Police '˜begged' Hearts not to score during Edinburgh derby
Former Hearts striker John Robertson has revealed how a senior police officer once begged him and his Jambos team-mates not to score against Edinburgh foes Hibernian during a powder-keg derby clash.
The former Scotland international tells the story of the bizarre police intervention during the first episode of new BBC Scotland documentary Scotland’s Game.
This opening programme revisits the controversial period 26 years ago when Tynecastle chairman Wallace Mercer proposed a merger between the two capital clubs.
But his plans to create a new club to be called Edinburgh United were met with a furious backlash from Leith.
The Hibs support organised what ultimately turned out to be a successful campaign to thwart the deal - but the situation had still not calmed when the old rivals faced off at Easter Road in September 1990.
Unsurprisingly, tempers were running high and crowd trouble broke out. Police struggled to keep control and the game was disrupted several times in a first half when Hearts took a three-goal lead.
In the documentary, Robertson says: “The place was packed to the rafters, and it was a horrible atmosphere. Hibs fans were going bananas and rightly so, Hearts fans weren’t too happy about it either. We were the anti-Christ at the time, we were the enemies.”

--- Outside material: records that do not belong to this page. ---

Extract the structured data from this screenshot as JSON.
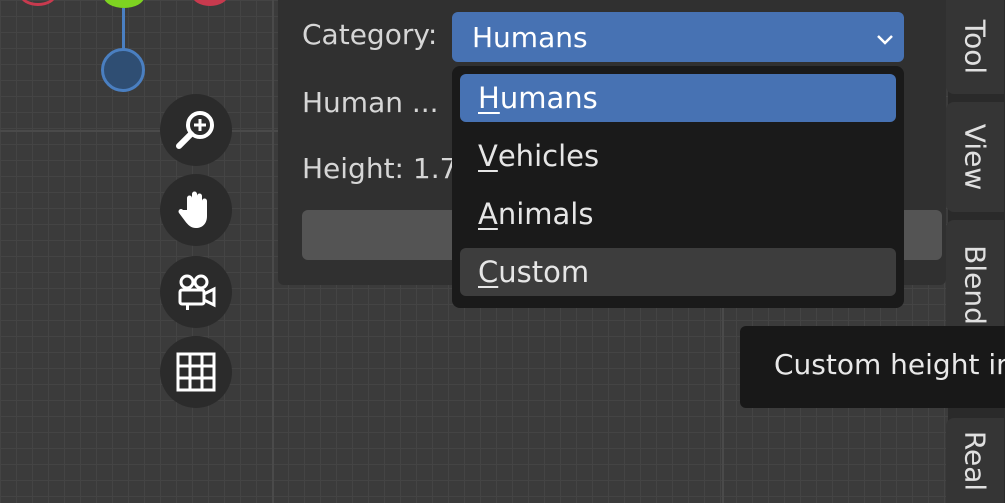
{
  "panel": {
    "category_label": "Category:",
    "human_label": "Human ...",
    "height_label": "Height: 1.7"
  },
  "category_select": {
    "value": "Humans",
    "options": [
      {
        "label": "Humans",
        "mnemonic": "H",
        "rest": "umans",
        "state": "selected"
      },
      {
        "label": "Vehicles",
        "mnemonic": "V",
        "rest": "ehicles",
        "state": "normal"
      },
      {
        "label": "Animals",
        "mnemonic": "A",
        "rest": "nimals",
        "state": "normal"
      },
      {
        "label": "Custom",
        "mnemonic": "C",
        "rest": "ustom",
        "state": "hovered"
      }
    ]
  },
  "sidebar_tabs": [
    "Tool",
    "View",
    "Blend",
    "Real"
  ],
  "tooltip": {
    "text": "Custom height in"
  },
  "nav_icons": [
    "zoom-icon",
    "pan-hand-icon",
    "camera-icon",
    "grid-icon"
  ],
  "colors": {
    "accent": "#4772b3",
    "gizmo_red": "#c83a4e",
    "gizmo_green": "#7ed321",
    "gizmo_blue": "#4a7fc1"
  }
}
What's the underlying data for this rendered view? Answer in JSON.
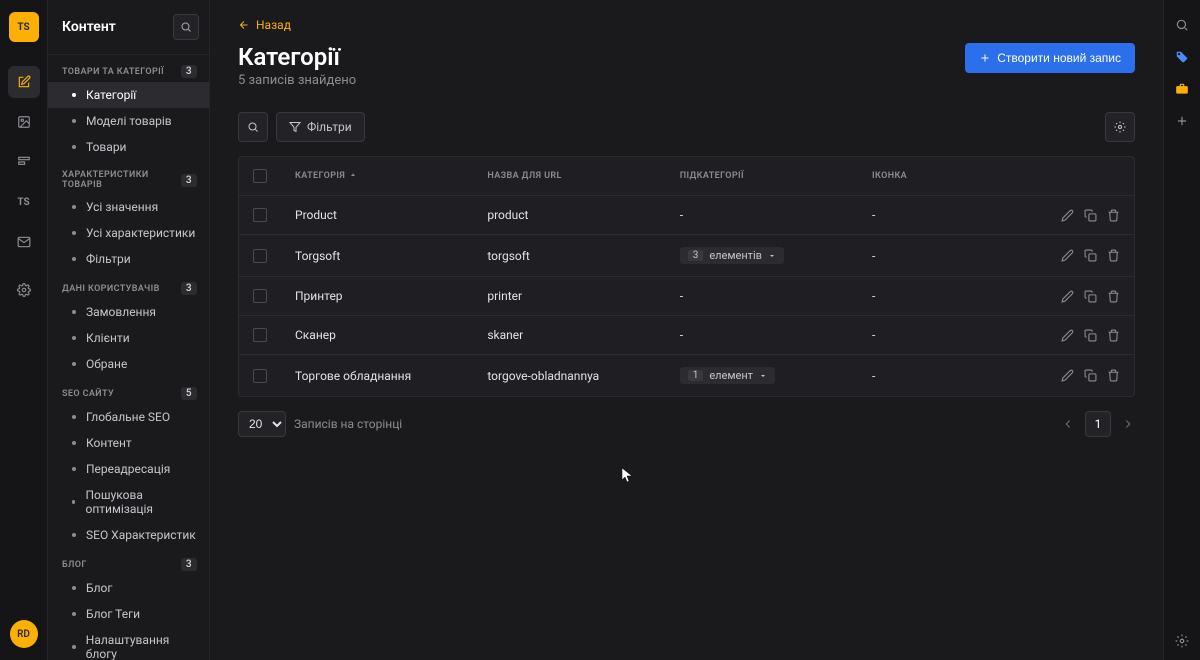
{
  "sidebar": {
    "title": "Контент",
    "sections": [
      {
        "label": "ТОВАРИ ТА КАТЕГОРІЇ",
        "count": "3",
        "items": [
          "Категорії",
          "Моделі товарів",
          "Товари"
        ],
        "active": 0
      },
      {
        "label": "ХАРАКТЕРИСТИКИ ТОВАРІВ",
        "count": "3",
        "items": [
          "Усі значення",
          "Усі характеристики",
          "Фільтри"
        ]
      },
      {
        "label": "ДАНІ КОРИСТУВАЧІВ",
        "count": "3",
        "items": [
          "Замовлення",
          "Клієнти",
          "Обране"
        ]
      },
      {
        "label": "SEO САЙТУ",
        "count": "5",
        "items": [
          "Глобальне SEO",
          "Контент",
          "Переадресація",
          "Пошукова оптимізація",
          "SEO Характеристик"
        ]
      },
      {
        "label": "БЛОГ",
        "count": "3",
        "items": [
          "Блог",
          "Блог Теги",
          "Налаштування блогу"
        ]
      }
    ]
  },
  "avatar_initials": "RD",
  "logo_text": "TS",
  "page": {
    "back_label": "Назад",
    "title": "Категорії",
    "subtitle": "5 записів знайдено",
    "create_label": "Створити новий запис",
    "filter_label": "Фільтри"
  },
  "table": {
    "columns": [
      "КАТЕГОРІЯ",
      "НАЗВА ДЛЯ URL",
      "ПІДКАТЕГОРІЇ",
      "ІКОНКА"
    ],
    "rows": [
      {
        "cat": "Product",
        "url": "product",
        "sub": null,
        "icon": "-"
      },
      {
        "cat": "Torgsoft",
        "url": "torgsoft",
        "sub": {
          "num": "3",
          "word": "елементів"
        },
        "icon": "-"
      },
      {
        "cat": "Принтер",
        "url": "printer",
        "sub": null,
        "icon": "-"
      },
      {
        "cat": "Сканер",
        "url": "skaner",
        "sub": null,
        "icon": "-"
      },
      {
        "cat": "Торгове обладнання",
        "url": "torgove-obladnannya",
        "sub": {
          "num": "1",
          "word": "елемент"
        },
        "icon": "-"
      }
    ]
  },
  "pager": {
    "per_page": "20",
    "per_page_label": "Записів на сторінці",
    "page_num": "1"
  }
}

Fearing more disruption, Robertson claims desperate officers appealed to the players to help calm events by going easy in the second half.

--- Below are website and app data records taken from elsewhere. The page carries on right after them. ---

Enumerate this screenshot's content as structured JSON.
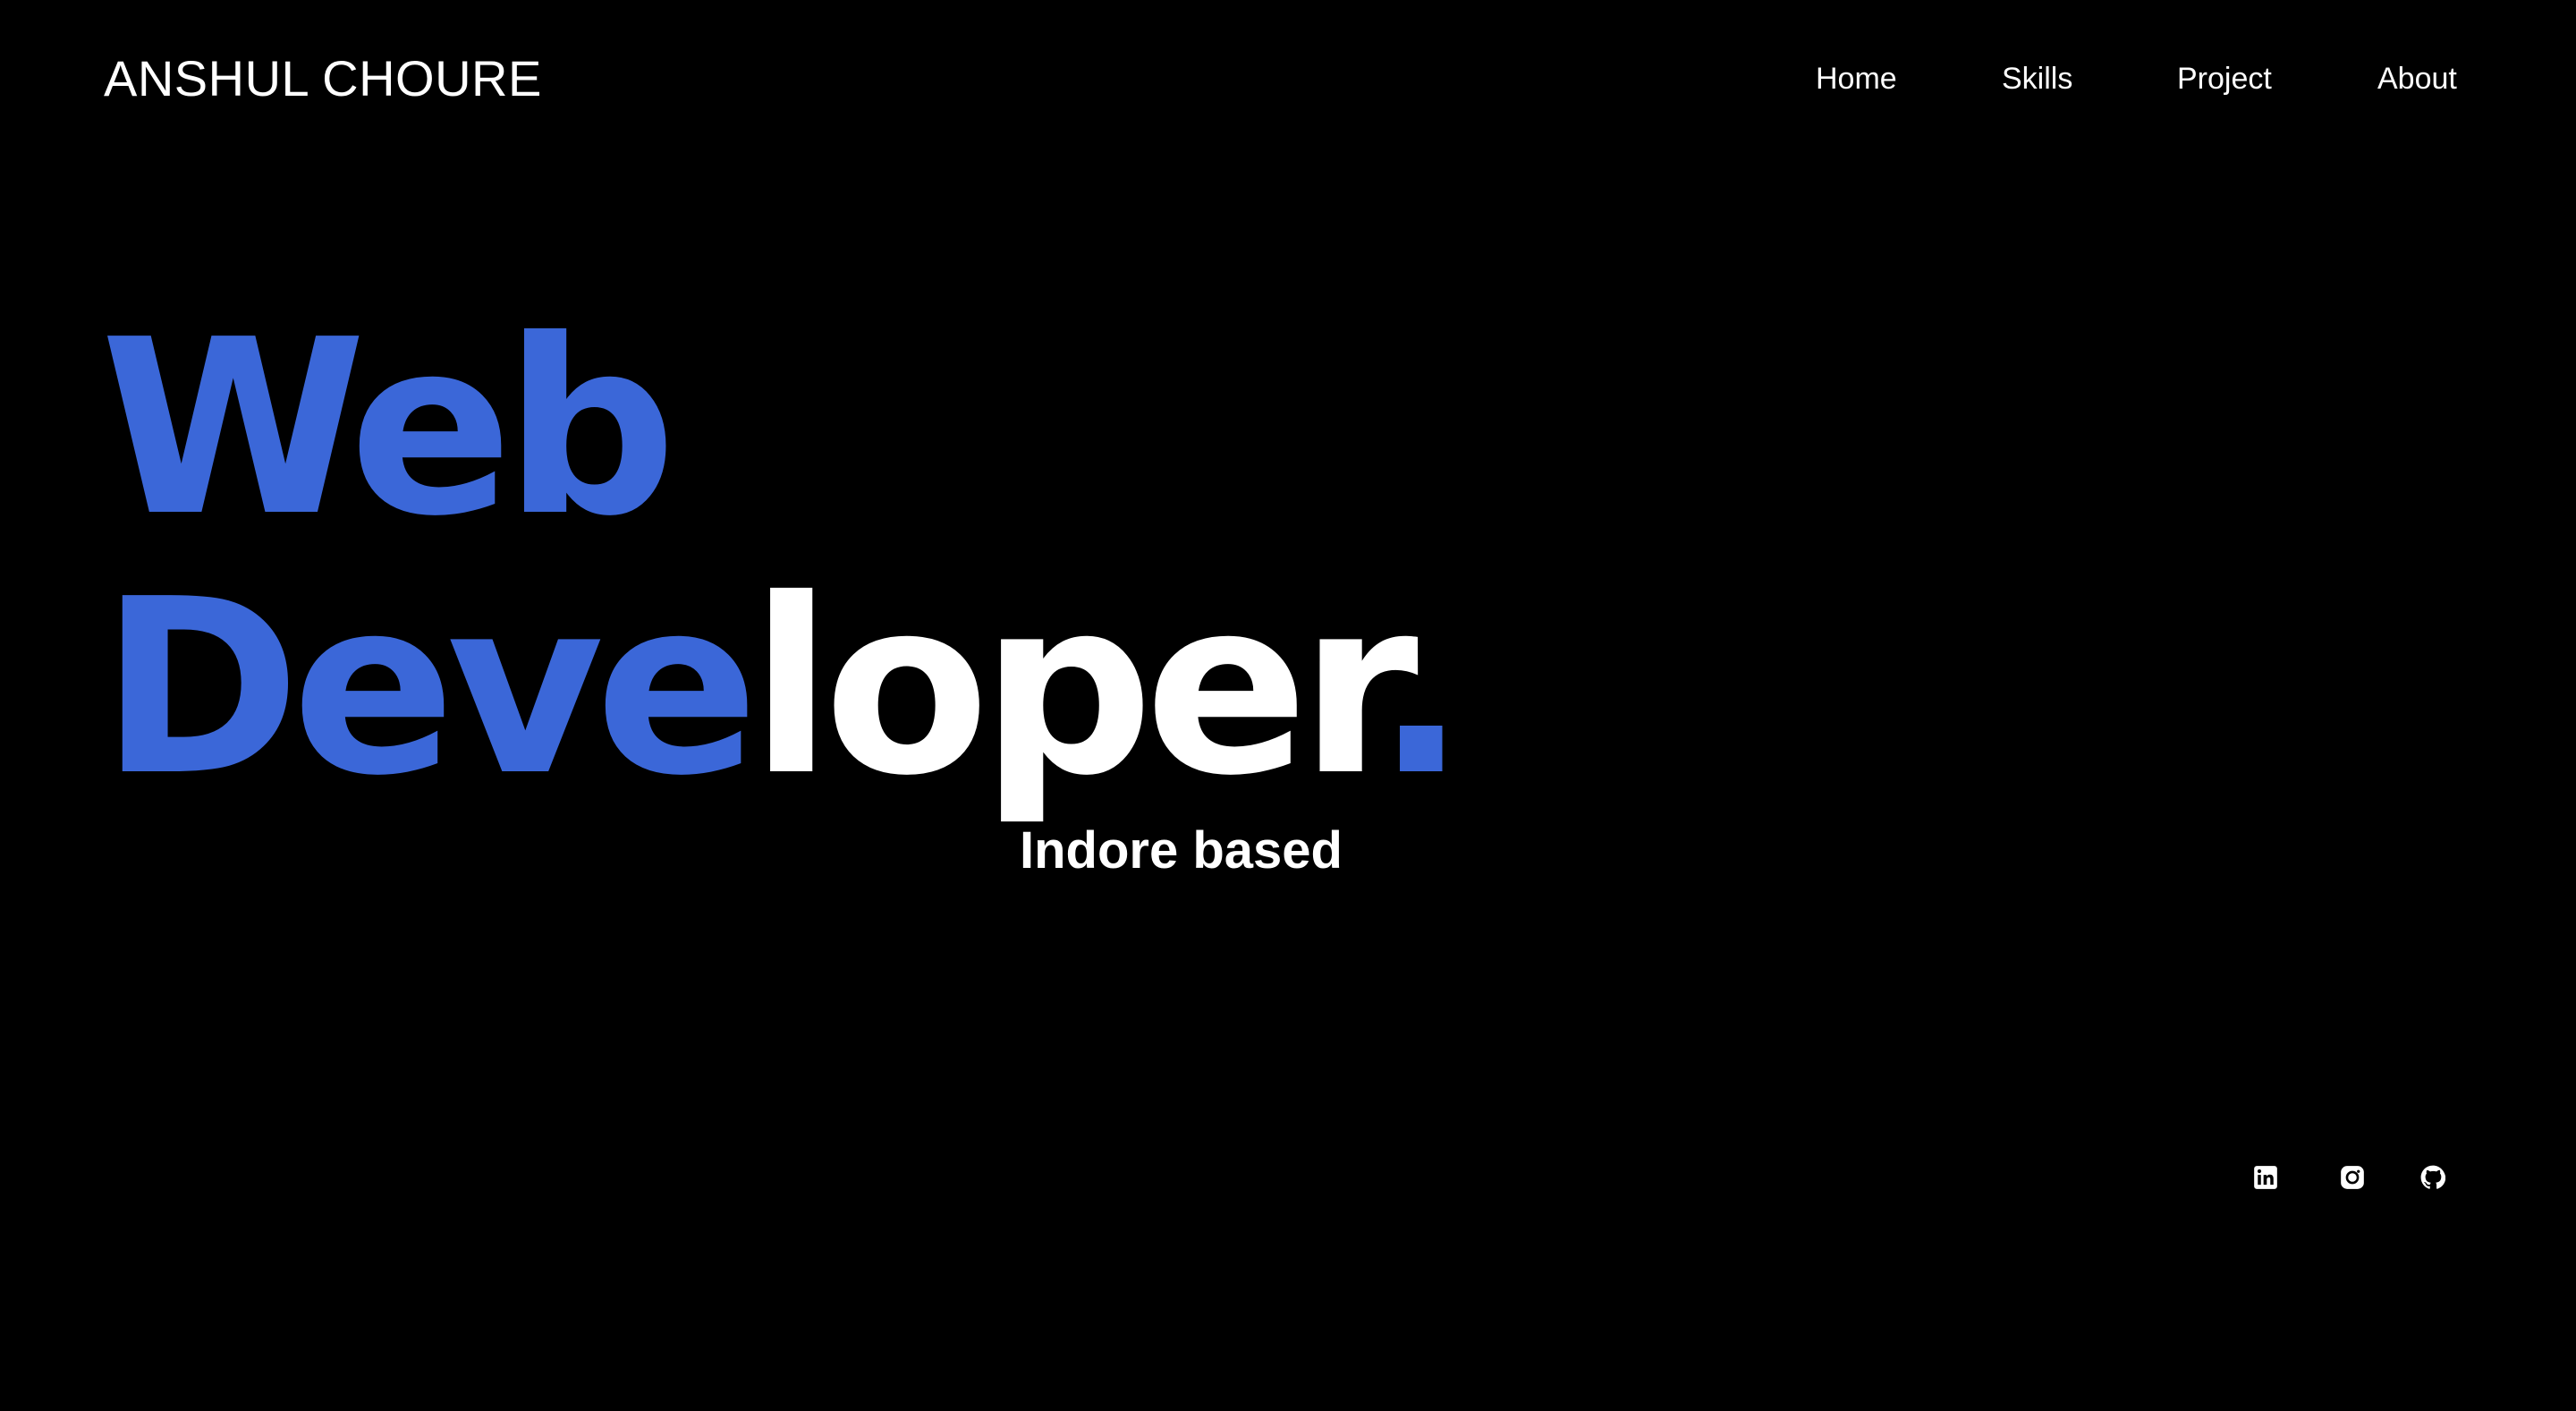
{
  "header": {
    "logo": "ANSHUL CHOURE",
    "nav": [
      {
        "label": "Home"
      },
      {
        "label": "Skills"
      },
      {
        "label": "Project"
      },
      {
        "label": "About"
      }
    ]
  },
  "hero": {
    "line1": "Web",
    "line2_blue": "Deve",
    "line2_white": "loper",
    "line2_dot": ".",
    "tagline": "Indore based"
  },
  "social": [
    {
      "name": "linkedin",
      "icon": "linkedin-icon"
    },
    {
      "name": "instagram",
      "icon": "instagram-icon"
    },
    {
      "name": "github",
      "icon": "github-icon"
    }
  ],
  "colors": {
    "background": "#000000",
    "accent": "#3b67d8",
    "text": "#ffffff"
  }
}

Robertson continued: ‘We were all looking stunned, thinking - some strange request, that. He went out the door and Sandy Clark (Hearts caretaker manager) said, ‘Yeah, yeah officer, no problem at all, no worries, I know where you’re coming from, we’ll leave it at that’.
“He shut the door and said, ‘Nah, that ain’t happening guys’.

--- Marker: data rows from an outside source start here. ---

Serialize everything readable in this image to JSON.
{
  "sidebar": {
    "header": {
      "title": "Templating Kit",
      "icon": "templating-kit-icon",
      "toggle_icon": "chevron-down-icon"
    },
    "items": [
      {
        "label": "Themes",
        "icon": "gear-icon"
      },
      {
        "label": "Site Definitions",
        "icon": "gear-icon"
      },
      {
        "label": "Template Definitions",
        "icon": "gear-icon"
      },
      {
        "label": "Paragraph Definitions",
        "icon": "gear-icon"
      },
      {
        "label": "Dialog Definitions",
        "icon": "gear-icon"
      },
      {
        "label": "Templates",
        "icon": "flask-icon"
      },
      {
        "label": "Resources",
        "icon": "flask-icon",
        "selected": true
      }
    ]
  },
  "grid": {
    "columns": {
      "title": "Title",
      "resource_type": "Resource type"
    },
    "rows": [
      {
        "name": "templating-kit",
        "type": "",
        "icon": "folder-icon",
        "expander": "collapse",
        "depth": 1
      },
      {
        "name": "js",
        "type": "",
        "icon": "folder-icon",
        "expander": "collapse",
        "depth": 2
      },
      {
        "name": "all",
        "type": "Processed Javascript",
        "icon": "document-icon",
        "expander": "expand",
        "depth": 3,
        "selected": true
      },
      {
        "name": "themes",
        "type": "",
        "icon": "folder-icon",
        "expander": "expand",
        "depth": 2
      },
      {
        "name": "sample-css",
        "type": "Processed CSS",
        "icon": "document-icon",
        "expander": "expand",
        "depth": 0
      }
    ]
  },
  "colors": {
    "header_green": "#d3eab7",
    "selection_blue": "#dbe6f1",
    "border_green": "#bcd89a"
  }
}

Thankfully for the authorities, Hearts failed to find the net in the second half and the score remained 3-0.
Rod Petrie, current chairman of Hibs, reflected on the significance of his team’s fans’ campaign.
He told the documentary: “It was probably close to the club’s darkest hour and everybody who was part of ‘Hands Off Hibs’ deserves great credit for the passion that they showed and the determination they showed to save the football club.”
Hearts supporter and former Scottish First Minister Alex Salmond added: “Anybody who really understands football understands that you can’t have yin without yang. You can’t have Hearts without Hibs, you can’t have Celtic without Rangers and you cannot, must not, ever effectively deprive people of their football loyalties.”